    9 Tips on Mountain Biking for Beginners

    You’re on a bicycle, which makes sense. This is how every novice mountain biker remembers their first ride. The fact that you are riding over rocks, over streams, and through a variety of other terrain, though, seems to defy all logic at first.

    It’s thrilling and entertaining while also being tense and terrifying. With time, it gets simpler—and more enjoyable! But there are some pointers and tricks that each of us wishes we had known when we were just beginning as beginners. Here are nine pointers for learning mountain riding for those who are just starting out.

    1. Stay Loose

    The task of your bike is to navigate difficult terrain. As a rookie mountain biker, your duty is to let your bike take care of itself. Keeping your body relaxed will enable it to move freely beneath you. When riding over obstructions like rocks and roots, lift your butt off the saddle. The more space your bike needs to move, the more difficult the terrain. Think “pushup arms” and “cowboy legs” when tearing down a descent, and flare out your elbows and knees to allow the bike to flow instead of resisting it with your body.
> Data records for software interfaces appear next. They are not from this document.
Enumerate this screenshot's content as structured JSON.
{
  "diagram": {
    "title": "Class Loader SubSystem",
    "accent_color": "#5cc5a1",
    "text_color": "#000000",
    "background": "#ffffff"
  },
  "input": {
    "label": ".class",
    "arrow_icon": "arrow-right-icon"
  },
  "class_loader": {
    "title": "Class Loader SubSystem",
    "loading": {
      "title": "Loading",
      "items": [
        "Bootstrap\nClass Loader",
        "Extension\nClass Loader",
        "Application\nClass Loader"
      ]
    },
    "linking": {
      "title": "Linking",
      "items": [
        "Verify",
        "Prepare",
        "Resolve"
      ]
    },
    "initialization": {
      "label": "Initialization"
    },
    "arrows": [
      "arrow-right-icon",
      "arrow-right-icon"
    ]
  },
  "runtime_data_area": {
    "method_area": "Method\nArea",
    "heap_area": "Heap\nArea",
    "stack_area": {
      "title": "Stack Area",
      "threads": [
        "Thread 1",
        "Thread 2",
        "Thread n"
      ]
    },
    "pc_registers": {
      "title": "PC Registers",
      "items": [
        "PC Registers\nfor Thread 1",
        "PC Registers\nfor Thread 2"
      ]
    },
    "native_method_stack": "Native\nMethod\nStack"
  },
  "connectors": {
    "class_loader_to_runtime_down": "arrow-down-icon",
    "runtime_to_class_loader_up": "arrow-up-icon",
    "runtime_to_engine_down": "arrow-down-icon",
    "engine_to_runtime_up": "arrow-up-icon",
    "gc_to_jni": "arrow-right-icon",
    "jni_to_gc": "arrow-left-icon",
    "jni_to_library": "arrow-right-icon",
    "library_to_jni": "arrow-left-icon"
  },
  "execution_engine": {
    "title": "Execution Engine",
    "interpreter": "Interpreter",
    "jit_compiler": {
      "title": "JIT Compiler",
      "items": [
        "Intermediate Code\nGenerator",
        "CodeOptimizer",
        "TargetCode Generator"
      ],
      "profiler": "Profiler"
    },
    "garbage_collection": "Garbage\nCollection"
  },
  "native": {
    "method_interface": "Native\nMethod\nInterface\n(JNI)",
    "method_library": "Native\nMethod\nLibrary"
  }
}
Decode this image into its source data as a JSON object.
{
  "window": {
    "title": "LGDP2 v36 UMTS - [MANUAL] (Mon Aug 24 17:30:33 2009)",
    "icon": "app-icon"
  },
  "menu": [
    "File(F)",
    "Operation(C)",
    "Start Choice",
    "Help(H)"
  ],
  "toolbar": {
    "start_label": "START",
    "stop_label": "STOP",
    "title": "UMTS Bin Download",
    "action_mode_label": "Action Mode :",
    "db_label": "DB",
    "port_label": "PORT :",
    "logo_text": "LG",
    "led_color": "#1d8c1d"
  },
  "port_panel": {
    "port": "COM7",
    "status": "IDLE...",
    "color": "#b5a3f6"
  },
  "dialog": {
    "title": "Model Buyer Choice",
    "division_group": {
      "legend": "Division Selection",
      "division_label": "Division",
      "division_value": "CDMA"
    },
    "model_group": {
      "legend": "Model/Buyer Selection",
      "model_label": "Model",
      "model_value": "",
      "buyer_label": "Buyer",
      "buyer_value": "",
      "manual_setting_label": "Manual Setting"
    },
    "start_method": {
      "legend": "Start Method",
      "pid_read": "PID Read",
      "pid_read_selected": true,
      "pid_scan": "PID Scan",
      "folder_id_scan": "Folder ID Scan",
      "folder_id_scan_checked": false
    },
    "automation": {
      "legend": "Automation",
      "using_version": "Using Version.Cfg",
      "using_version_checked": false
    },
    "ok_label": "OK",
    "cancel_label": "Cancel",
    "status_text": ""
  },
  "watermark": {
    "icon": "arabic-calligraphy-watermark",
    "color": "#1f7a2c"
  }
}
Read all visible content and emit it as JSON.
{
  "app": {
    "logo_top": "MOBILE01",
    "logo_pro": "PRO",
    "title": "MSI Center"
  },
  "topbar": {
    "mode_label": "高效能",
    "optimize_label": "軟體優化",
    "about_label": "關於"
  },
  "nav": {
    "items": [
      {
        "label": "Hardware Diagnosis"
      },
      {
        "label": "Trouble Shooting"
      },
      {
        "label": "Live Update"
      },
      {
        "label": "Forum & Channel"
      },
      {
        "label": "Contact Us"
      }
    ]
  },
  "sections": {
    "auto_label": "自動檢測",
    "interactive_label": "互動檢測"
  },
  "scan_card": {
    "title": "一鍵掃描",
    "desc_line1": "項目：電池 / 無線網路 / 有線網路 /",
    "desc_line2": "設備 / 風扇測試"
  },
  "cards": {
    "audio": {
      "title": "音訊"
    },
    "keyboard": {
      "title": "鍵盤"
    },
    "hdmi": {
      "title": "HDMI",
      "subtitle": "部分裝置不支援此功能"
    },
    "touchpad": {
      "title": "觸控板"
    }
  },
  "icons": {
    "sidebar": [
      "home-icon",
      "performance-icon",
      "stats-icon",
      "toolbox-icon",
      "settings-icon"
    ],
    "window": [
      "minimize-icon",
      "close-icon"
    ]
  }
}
    2. Maintain Momentum

    Although it may seem paradoxical, maintaining momentum on your bike—the one thing it needs most to keep moving forward—by speeding up when the riding becomes tough—makes clearing difficult parts of trail simpler. Maintaining momentum is key to success; use it wherever you can.

    3. Shift Your Weight

    Extreme terrain, including steep dips and inclines, will be encountered. To maintain traction when climbing a difficult pitch, lean forward and shift your weight forward to keep your center of gravity over the rear wheel.

    To avoid falling over the bars when the trail slopes downward, move your weight from in front of the saddle to over the back wheel (dropper posts are a godsend for this).

    4. Go Easy on the Brakes

    As a novice mountain biker, you may occasionally feel tempted to grab both brakes and pull them as hard as you can to the bars. Avoid giving in to this urge! Because mountain bike brakes are so powerful, you only need one or possibly two fingers to modulate your speed.

    Prior to challenging terrain, such as rock gardens and corners, reduce your speed; once there, keep it constant. Keep your foot off the front (left) brake if you do find yourself entering a turn too quickly. You might fall over the bars and onto the ground if you stop your front tire, which will cause it to slide. Instead, strike the rear (right); you might skid, but you’ll probably stay upright.

    5. Use All the Gears

    The profiles of mountain bike trails frequently resemble Jaws stretching out for his next meal. In other words, they travel over terrain that is frequently uphill and downhill. Shift before you need to in order to anticipate changes in the terrain. You already know that momentum is your best friend, so it will help you maintain it.

    6. Set Your Suspension

    Today’s mountain bikes typically have a shock absorber in the back as well as at least a front suspension fork. As you roll over these magical creations, large bumps almost completely vanish. However, they are only functional when they are in their active settings.

    You can take your time as a beginner to learn the subtleties of setting your rebound and sag (how much travel you use while sitting on the bike). To avoid accidentally rolling out onto a challenging technical trail on a fully rigid bike (it happens! ), take a moment to learn how to lock out and/or open up your suspension.

    7. Look Where You Want to Go

    Directly focusing on the rock you don’t want to run into almost guarantees that you will do so. It’s referred to as “target fixation,” and it occurs when you steer your bike with your eyes only. Instead, focus on the destination rather than the difficulties in your way. Maintain a level chin and look forward with your eyes. Try to look as far down the trail as you can, using your peripheral vision to steer clear of and over obstacles that are directly in front of you. If an obstacle does trip you up, upgrading to a trail-specific helmet will protect your head.

    8. Brush Up on Basic Repairs

    Mechanical problems occur more frequently off road than on pavement due to the terrain’s rocky nature. The development of tubeless tires has reduced flats, but not entirely eliminated them. So brush up on some fundamental fixes to ensure you can leave the area if something breaks. You should at the very least be able to fix a flat. Repairing a broken chain and changing a cracked or bent derailleur hanger are two additional useful skills. You can learn how by asking your nearby store (or a trusted friend).

    9. Carry More Than a Credit Card

    Convenience stores are scarce in deserts and forests. Mountain bike rides will frequently take much longer than you expect because you frequently encounter difficult terrain, experience a mechanical issue, or simply get lost. Always bring more water and food than you anticipate needing. In a similar vein, if something goes wrong, it’s occasionally impossible for someone to come get you. Even if they could, you might not have cell service. Always have a spare tube (or two), a pump, and a multi-tool on hand. With the assurance that you have everything you need, you’ll be more at ease and have more fun.

    Learn more: How to Choose Bike Locks